A refugee lights a fire to keep warm at daybreak in the new Jungle on November 26, 2021
Meanwhile, Emmanuel Macron went into meltdown at Boris Johnson (pictured) branding the PM ‘not serious’ for sending a five-point plan with demands for ending migrant tragedies
‘I pay tribute to the emergency services who have been dealing with this devastating situation.
‘Following our conversation last night I know President Macron recognises, as I do, the urgency of the situation we are both facing. If those who reach this country were swiftly returned the incentive for people to put their lives in the hands of traffickers would be significantly reduced. This would be the single biggest step we could take together to reduce the draw to Northern France and break the business model of criminal gangs.
‘I am confident that by taking these steps and building on our existing cooperation we can address illegal migration and prevent more families from experiencing the devastating loss we saw yesterday.’
Since he published the plan, French Interior Minister Gerald Darmanin told Miss Patel that she is no longer welcome at the crisis meeting on Sunday.
A spokesman for Mr Darmanin, who accused Britain of ‘bad immigration management’ and enticing migrants with benefits and slack labour rules, said: ‘We consider Boris Johnson’s public letter unacceptable and in opposition with discussions between counterparts.
‘As a consequence, Priti Patel is not invited anymore to the meeting on Sunday.’
Former Brexit negotiator Michel Barnier, who is running for the French presidency in looming elections, also waded into the spat accusing Mr Johnson of being ‘in a state of mind of confrontation on all subjects’.
Wednesday’s tragedy deepened animosity between Britain and France, already at odds over post-Brexit trade rules and fishing rights.
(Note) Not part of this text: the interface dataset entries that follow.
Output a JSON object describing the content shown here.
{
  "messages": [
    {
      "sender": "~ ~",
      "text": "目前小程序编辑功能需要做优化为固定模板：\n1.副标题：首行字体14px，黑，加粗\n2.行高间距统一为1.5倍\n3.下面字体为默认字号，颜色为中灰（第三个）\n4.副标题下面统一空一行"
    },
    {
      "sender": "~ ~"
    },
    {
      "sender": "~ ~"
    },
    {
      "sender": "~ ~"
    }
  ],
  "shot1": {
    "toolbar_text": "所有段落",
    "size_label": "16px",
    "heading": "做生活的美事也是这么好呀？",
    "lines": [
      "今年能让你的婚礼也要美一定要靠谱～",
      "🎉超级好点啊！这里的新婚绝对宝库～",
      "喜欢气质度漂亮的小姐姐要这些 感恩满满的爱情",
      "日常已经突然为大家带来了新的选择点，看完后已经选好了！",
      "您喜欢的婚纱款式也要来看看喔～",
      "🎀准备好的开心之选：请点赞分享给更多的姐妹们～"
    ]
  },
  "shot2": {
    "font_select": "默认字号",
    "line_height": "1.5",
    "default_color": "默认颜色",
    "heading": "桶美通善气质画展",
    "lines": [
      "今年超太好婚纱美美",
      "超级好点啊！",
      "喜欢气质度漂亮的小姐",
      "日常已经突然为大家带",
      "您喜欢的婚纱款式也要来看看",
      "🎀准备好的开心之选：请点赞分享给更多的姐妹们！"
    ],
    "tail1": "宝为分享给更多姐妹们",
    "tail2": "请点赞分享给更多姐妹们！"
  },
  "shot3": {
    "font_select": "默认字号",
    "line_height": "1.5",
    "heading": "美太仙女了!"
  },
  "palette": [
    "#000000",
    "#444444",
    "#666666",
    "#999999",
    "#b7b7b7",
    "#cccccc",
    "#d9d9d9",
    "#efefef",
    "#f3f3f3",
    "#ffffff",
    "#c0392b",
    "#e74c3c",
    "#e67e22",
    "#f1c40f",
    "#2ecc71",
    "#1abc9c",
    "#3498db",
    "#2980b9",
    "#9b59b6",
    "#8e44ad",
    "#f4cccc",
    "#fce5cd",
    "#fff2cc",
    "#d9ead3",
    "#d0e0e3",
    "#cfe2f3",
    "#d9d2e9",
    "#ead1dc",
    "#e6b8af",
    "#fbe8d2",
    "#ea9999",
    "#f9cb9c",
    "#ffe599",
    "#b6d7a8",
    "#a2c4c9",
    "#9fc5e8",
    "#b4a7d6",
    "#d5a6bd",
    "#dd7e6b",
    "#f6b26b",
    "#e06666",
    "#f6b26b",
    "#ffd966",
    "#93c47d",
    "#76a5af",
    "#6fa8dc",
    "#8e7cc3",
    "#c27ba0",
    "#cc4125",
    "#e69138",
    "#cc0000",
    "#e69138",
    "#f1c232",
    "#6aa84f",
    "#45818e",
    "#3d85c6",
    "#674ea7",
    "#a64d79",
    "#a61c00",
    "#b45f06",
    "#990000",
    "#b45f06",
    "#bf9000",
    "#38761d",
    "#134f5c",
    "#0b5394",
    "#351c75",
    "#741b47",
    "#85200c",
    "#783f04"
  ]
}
Mr Johnson said France was at fault and Mr Darmanin accused Britain of ‘bad immigration management’.